## SUPPLIED MATERIAL
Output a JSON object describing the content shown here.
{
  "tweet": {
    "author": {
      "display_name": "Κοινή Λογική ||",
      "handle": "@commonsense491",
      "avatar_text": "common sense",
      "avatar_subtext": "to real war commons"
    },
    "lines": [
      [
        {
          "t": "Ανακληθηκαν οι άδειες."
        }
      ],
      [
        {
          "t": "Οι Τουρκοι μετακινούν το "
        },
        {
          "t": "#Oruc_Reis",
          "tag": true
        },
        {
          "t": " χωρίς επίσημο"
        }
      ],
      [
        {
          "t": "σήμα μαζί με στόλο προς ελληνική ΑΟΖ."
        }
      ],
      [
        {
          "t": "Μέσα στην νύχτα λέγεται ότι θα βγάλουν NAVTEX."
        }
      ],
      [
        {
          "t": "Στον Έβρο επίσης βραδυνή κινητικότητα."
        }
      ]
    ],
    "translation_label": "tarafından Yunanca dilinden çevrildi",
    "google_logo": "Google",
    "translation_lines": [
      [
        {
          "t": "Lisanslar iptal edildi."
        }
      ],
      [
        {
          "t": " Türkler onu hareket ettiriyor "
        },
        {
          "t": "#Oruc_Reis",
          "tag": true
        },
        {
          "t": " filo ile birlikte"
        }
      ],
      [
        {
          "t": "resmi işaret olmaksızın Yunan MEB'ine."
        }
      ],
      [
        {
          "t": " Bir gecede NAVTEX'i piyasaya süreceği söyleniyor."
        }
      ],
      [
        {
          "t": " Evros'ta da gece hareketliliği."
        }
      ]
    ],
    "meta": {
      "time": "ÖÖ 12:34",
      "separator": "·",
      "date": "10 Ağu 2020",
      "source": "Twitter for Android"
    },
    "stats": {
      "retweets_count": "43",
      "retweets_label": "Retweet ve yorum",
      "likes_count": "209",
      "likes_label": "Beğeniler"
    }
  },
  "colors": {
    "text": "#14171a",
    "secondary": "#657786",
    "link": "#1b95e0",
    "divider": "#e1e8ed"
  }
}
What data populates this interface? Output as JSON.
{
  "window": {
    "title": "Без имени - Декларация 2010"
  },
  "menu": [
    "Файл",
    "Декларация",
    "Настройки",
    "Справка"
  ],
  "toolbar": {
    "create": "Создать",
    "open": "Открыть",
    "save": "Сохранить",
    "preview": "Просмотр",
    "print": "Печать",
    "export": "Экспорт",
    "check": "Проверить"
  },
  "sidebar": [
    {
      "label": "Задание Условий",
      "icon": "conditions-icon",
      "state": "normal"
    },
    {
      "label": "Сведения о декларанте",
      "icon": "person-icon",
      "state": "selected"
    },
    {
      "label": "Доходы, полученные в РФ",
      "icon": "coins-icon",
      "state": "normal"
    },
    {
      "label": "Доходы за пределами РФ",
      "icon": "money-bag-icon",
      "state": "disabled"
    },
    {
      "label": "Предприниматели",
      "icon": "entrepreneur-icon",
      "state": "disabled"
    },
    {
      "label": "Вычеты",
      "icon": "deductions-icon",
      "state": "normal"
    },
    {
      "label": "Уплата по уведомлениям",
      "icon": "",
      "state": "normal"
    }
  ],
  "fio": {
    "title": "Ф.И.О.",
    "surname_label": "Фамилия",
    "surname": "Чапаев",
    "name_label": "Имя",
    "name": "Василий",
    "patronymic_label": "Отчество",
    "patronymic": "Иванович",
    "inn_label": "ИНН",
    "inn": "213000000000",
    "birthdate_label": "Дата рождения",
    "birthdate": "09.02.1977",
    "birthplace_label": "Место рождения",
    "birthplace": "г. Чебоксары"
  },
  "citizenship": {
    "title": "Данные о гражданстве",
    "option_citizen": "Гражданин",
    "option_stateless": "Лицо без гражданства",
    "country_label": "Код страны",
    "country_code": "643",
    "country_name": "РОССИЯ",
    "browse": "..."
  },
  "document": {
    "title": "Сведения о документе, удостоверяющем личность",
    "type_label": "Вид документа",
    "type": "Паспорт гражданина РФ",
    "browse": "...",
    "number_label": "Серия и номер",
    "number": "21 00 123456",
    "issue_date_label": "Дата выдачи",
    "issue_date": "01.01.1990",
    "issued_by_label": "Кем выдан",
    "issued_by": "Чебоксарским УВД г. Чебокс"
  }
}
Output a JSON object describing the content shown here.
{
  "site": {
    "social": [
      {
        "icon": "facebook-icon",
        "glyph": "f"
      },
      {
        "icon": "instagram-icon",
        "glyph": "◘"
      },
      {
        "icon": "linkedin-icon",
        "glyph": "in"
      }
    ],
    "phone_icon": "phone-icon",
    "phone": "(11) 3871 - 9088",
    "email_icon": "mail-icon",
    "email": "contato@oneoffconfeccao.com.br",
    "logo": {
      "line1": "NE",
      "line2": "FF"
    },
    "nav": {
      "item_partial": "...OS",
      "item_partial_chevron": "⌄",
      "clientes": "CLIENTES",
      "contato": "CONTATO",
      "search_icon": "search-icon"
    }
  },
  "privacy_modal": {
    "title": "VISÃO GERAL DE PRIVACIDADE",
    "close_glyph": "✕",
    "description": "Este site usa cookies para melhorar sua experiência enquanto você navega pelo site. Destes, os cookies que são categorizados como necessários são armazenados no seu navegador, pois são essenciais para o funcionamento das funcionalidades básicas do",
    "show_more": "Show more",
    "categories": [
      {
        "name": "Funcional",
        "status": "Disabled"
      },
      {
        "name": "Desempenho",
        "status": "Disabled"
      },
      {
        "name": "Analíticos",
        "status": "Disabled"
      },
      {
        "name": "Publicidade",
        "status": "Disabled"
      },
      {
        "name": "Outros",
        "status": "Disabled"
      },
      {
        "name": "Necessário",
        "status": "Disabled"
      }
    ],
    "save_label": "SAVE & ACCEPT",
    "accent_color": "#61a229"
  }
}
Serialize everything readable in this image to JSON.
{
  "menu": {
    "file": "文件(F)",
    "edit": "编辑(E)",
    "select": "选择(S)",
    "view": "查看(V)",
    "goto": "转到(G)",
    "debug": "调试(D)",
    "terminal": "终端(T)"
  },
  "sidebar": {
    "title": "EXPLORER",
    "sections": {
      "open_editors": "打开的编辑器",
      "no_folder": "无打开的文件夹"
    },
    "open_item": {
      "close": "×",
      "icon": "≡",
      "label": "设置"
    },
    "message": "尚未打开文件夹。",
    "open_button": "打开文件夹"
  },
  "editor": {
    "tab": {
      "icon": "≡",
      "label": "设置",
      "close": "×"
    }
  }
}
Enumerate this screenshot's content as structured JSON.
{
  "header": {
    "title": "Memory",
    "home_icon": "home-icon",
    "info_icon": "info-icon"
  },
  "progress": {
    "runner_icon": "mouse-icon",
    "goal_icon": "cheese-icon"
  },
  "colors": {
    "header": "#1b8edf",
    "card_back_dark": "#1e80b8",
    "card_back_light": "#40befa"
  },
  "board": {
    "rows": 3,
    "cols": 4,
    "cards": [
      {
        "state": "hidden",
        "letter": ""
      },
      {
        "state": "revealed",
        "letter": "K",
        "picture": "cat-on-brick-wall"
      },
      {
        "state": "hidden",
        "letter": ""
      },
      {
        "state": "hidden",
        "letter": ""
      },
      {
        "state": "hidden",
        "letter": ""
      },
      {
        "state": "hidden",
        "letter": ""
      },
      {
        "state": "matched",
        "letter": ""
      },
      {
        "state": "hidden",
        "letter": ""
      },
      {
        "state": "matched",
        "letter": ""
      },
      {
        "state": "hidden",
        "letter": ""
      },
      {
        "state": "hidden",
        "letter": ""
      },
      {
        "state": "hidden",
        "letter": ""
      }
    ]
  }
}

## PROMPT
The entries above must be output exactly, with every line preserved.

## WRITTEN SOLUTION
Output a JSON object describing the content shown here.
{
  "tweet": {
    "author": {
      "display_name": "Κοινή Λογική ||",
      "handle": "@commonsense491",
      "avatar_text": "common sense",
      "avatar_subtext": "to real war commons"
    },
    "lines": [
      [
        {
          "t": "Ανακληθηκαν οι άδειες."
        }
      ],
      [
        {
          "t": "Οι Τουρκοι μετακινούν το "
        },
        {
          "t": "#Oruc_Reis",
          "tag": true
        },
        {
          "t": " χωρίς επίσημο"
        }
      ],
      [
        {
          "t": "σήμα μαζί με στόλο προς ελληνική ΑΟΖ."
        }
      ],
      [
        {
          "t": "Μέσα στην νύχτα λέγεται ότι θα βγάλουν NAVTEX."
        }
      ],
      [
        {
          "t": "Στον Έβρο επίσης βραδυνή κινητικότητα."
        }
      ]
    ],
    "translation_label": "tarafından Yunanca dilinden çevrildi",
    "google_logo": "Google",
    "translation_lines": [
      [
        {
          "t": "Lisanslar iptal edildi."
        }
      ],
      [
        {
          "t": " Türkler onu hareket ettiriyor "
        },
        {
          "t": "#Oruc_Reis",
          "tag": true
        },
        {
          "t": " filo ile birlikte"
        }
      ],
      [
        {
          "t": "resmi işaret olmaksızın Yunan MEB'ine."
        }
      ],
      [
        {
          "t": " Bir gecede NAVTEX'i piyasaya süreceği söyleniyor."
        }
      ],
      [
        {
          "t": " Evros'ta da gece hareketliliği."
        }
      ]
    ],
    "meta": {
      "time": "ÖÖ 12:34",
      "separator": "·",
      "date": "10 Ağu 2020",
      "source": "Twitter for Android"
    },
    "stats": {
      "retweets_count": "43",
      "retweets_label": "Retweet ve yorum",
      "likes_count": "209",
      "likes_label": "Beğeniler"
    }
  },
  "colors": {
    "text": "#14171a",
    "secondary": "#657786",
    "link": "#1b95e0",
    "divider": "#e1e8ed"
  }
}
What data populates this interface? Output as JSON.
{
  "window": {
    "title": "Без имени - Декларация 2010"
  },
  "menu": [
    "Файл",
    "Декларация",
    "Настройки",
    "Справка"
  ],
  "toolbar": {
    "create": "Создать",
    "open": "Открыть",
    "save": "Сохранить",
    "preview": "Просмотр",
    "print": "Печать",
    "export": "Экспорт",
    "check": "Проверить"
  },
  "sidebar": [
    {
      "label": "Задание Условий",
      "icon": "conditions-icon",
      "state": "normal"
    },
    {
      "label": "Сведения о декларанте",
      "icon": "person-icon",
      "state": "selected"
    },
    {
      "label": "Доходы, полученные в РФ",
      "icon": "coins-icon",
      "state": "normal"
    },
    {
      "label": "Доходы за пределами РФ",
      "icon": "money-bag-icon",
      "state": "disabled"
    },
    {
      "label": "Предприниматели",
      "icon": "entrepreneur-icon",
      "state": "disabled"
    },
    {
      "label": "Вычеты",
      "icon": "deductions-icon",
      "state": "normal"
    },
    {
      "label": "Уплата по уведомлениям",
      "icon": "",
      "state": "normal"
    }
  ],
  "fio": {
    "title": "Ф.И.О.",
    "surname_label": "Фамилия",
    "surname": "Чапаев",
    "name_label": "Имя",
    "name": "Василий",
    "patronymic_label": "Отчество",
    "patronymic": "Иванович",
    "inn_label": "ИНН",
    "inn": "213000000000",
    "birthdate_label": "Дата рождения",
    "birthdate": "09.02.1977",
    "birthplace_label": "Место рождения",
    "birthplace": "г. Чебоксары"
  },
  "citizenship": {
    "title": "Данные о гражданстве",
    "option_citizen": "Гражданин",
    "option_stateless": "Лицо без гражданства",
    "country_label": "Код страны",
    "country_code": "643",
    "country_name": "РОССИЯ",
    "browse": "..."
  },
  "document": {
    "title": "Сведения о документе, удостоверяющем личность",
    "type_label": "Вид документа",
    "type": "Паспорт гражданина РФ",
    "browse": "...",
    "number_label": "Серия и номер",
    "number": "21 00 123456",
    "issue_date_label": "Дата выдачи",
    "issue_date": "01.01.1990",
    "issued_by_label": "Кем выдан",
    "issued_by": "Чебоксарским УВД г. Чебокс"
  }
}
Output a JSON object describing the content shown here.
{
  "site": {
    "social": [
      {
        "icon": "facebook-icon",
        "glyph": "f"
      },
      {
        "icon": "instagram-icon",
        "glyph": "◘"
      },
      {
        "icon": "linkedin-icon",
        "glyph": "in"
      }
    ],
    "phone_icon": "phone-icon",
    "phone": "(11) 3871 - 9088",
    "email_icon": "mail-icon",
    "email": "contato@oneoffconfeccao.com.br",
    "logo": {
      "line1": "NE",
      "line2": "FF"
    },
    "nav": {
      "item_partial": "...OS",
      "item_partial_chevron": "⌄",
      "clientes": "CLIENTES",
      "contato": "CONTATO",
      "search_icon": "search-icon"
    }
  },
  "privacy_modal": {
    "title": "VISÃO GERAL DE PRIVACIDADE",
    "close_glyph": "✕",
    "description": "Este site usa cookies para melhorar sua experiência enquanto você navega pelo site. Destes, os cookies que são categorizados como necessários são armazenados no seu navegador, pois são essenciais para o funcionamento das funcionalidades básicas do",
    "show_more": "Show more",
    "categories": [
      {
        "name": "Funcional",
        "status": "Disabled"
      },
      {
        "name": "Desempenho",
        "status": "Disabled"
      },
      {
        "name": "Analíticos",
        "status": "Disabled"
      },
      {
        "name": "Publicidade",
        "status": "Disabled"
      },
      {
        "name": "Outros",
        "status": "Disabled"
      },
      {
        "name": "Necessário",
        "status": "Disabled"
      }
    ],
    "save_label": "SAVE & ACCEPT",
    "accent_color": "#61a229"
  }
}
Serialize everything readable in this image to JSON.
{
  "menu": {
    "file": "文件(F)",
    "edit": "编辑(E)",
    "select": "选择(S)",
    "view": "查看(V)",
    "goto": "转到(G)",
    "debug": "调试(D)",
    "terminal": "终端(T)"
  },
  "sidebar": {
    "title": "EXPLORER",
    "sections": {
      "open_editors": "打开的编辑器",
      "no_folder": "无打开的文件夹"
    },
    "open_item": {
      "close": "×",
      "icon": "≡",
      "label": "设置"
    },
    "message": "尚未打开文件夹。",
    "open_button": "打开文件夹"
  },
  "editor": {
    "tab": {
      "icon": "≡",
      "label": "设置",
      "close": "×"
    }
  }
}
Enumerate this screenshot's content as structured JSON.
{
  "header": {
    "title": "Memory",
    "home_icon": "home-icon",
    "info_icon": "info-icon"
  },
  "progress": {
    "runner_icon": "mouse-icon",
    "goal_icon": "cheese-icon"
  },
  "colors": {
    "header": "#1b8edf",
    "card_back_dark": "#1e80b8",
    "card_back_light": "#40befa"
  },
  "board": {
    "rows": 3,
    "cols": 4,
    "cards": [
      {
        "state": "hidden",
        "letter": ""
      },
      {
        "state": "revealed",
        "letter": "K",
        "picture": "cat-on-brick-wall"
      },
      {
        "state": "hidden",
        "letter": ""
      },
      {
        "state": "hidden",
        "letter": ""
      },
      {
        "state": "hidden",
        "letter": ""
      },
      {
        "state": "hidden",
        "letter": ""
      },
      {
        "state": "matched",
        "letter": ""
      },
      {
        "state": "hidden",
        "letter": ""
      },
      {
        "state": "matched",
        "letter": ""
      },
      {
        "state": "hidden",
        "letter": ""
      },
      {
        "state": "hidden",
        "letter": ""
      },
      {
        "state": "hidden",
        "letter": ""
      }
    ]
  }
}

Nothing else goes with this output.